START Exercise materials

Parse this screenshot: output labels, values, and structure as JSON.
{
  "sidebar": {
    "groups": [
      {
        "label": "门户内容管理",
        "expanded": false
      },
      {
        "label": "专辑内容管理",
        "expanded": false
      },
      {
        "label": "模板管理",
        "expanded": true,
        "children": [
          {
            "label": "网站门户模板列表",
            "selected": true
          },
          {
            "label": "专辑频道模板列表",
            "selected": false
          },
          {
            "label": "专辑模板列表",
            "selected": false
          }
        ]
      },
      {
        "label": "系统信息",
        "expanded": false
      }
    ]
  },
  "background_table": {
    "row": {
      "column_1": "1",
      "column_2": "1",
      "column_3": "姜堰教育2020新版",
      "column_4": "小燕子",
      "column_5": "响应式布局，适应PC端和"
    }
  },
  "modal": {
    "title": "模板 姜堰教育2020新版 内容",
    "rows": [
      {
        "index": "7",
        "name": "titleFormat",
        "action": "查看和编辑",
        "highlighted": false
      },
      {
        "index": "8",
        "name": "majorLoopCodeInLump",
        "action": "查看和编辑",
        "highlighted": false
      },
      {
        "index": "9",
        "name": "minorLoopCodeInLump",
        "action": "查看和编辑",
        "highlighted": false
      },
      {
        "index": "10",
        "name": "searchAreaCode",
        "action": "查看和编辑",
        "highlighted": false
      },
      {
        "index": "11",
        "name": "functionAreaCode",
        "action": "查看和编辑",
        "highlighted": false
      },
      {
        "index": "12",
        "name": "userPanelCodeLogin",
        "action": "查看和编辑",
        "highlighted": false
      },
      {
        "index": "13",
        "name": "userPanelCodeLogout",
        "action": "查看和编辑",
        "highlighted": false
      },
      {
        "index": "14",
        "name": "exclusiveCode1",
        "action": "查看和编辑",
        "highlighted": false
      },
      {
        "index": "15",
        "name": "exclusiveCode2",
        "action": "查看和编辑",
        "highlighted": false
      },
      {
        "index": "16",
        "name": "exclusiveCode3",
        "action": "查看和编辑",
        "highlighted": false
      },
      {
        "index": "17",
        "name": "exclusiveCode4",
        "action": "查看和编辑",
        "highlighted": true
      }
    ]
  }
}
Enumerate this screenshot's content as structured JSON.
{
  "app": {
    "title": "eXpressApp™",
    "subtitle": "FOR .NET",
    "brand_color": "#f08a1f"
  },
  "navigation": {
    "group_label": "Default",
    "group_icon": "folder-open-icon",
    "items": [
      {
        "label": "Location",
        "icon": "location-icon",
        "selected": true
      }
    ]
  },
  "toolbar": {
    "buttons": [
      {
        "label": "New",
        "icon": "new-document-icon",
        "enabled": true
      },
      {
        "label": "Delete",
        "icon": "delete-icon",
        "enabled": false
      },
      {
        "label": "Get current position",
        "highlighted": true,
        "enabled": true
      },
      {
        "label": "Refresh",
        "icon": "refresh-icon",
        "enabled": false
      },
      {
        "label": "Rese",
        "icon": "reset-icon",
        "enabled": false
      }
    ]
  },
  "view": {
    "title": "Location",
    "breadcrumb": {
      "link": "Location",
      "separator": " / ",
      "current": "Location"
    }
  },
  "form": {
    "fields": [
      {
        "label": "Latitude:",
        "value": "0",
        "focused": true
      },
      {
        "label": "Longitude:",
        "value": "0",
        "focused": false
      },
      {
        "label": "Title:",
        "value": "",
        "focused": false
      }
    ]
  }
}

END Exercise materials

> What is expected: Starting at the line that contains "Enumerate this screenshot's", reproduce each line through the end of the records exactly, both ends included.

> Completed exercise:
Enumerate this screenshot's content as structured JSON.
{
  "app": {
    "title": "eXpressApp™",
    "subtitle": "FOR .NET",
    "brand_color": "#f08a1f"
  },
  "navigation": {
    "group_label": "Default",
    "group_icon": "folder-open-icon",
    "items": [
      {
        "label": "Location",
        "icon": "location-icon",
        "selected": true
      }
    ]
  },
  "toolbar": {
    "buttons": [
      {
        "label": "New",
        "icon": "new-document-icon",
        "enabled": true
      },
      {
        "label": "Delete",
        "icon": "delete-icon",
        "enabled": false
      },
      {
        "label": "Get current position",
        "highlighted": true,
        "enabled": true
      },
      {
        "label": "Refresh",
        "icon": "refresh-icon",
        "enabled": false
      },
      {
        "label": "Rese",
        "icon": "reset-icon",
        "enabled": false
      }
    ]
  },
  "view": {
    "title": "Location",
    "breadcrumb": {
      "link": "Location",
      "separator": " / ",
      "current": "Location"
    }
  },
  "form": {
    "fields": [
      {
        "label": "Latitude:",
        "value": "0",
        "focused": true
      },
      {
        "label": "Longitude:",
        "value": "0",
        "focused": false
      },
      {
        "label": "Title:",
        "value": "",
        "focused": false
      }
    ]
  }
}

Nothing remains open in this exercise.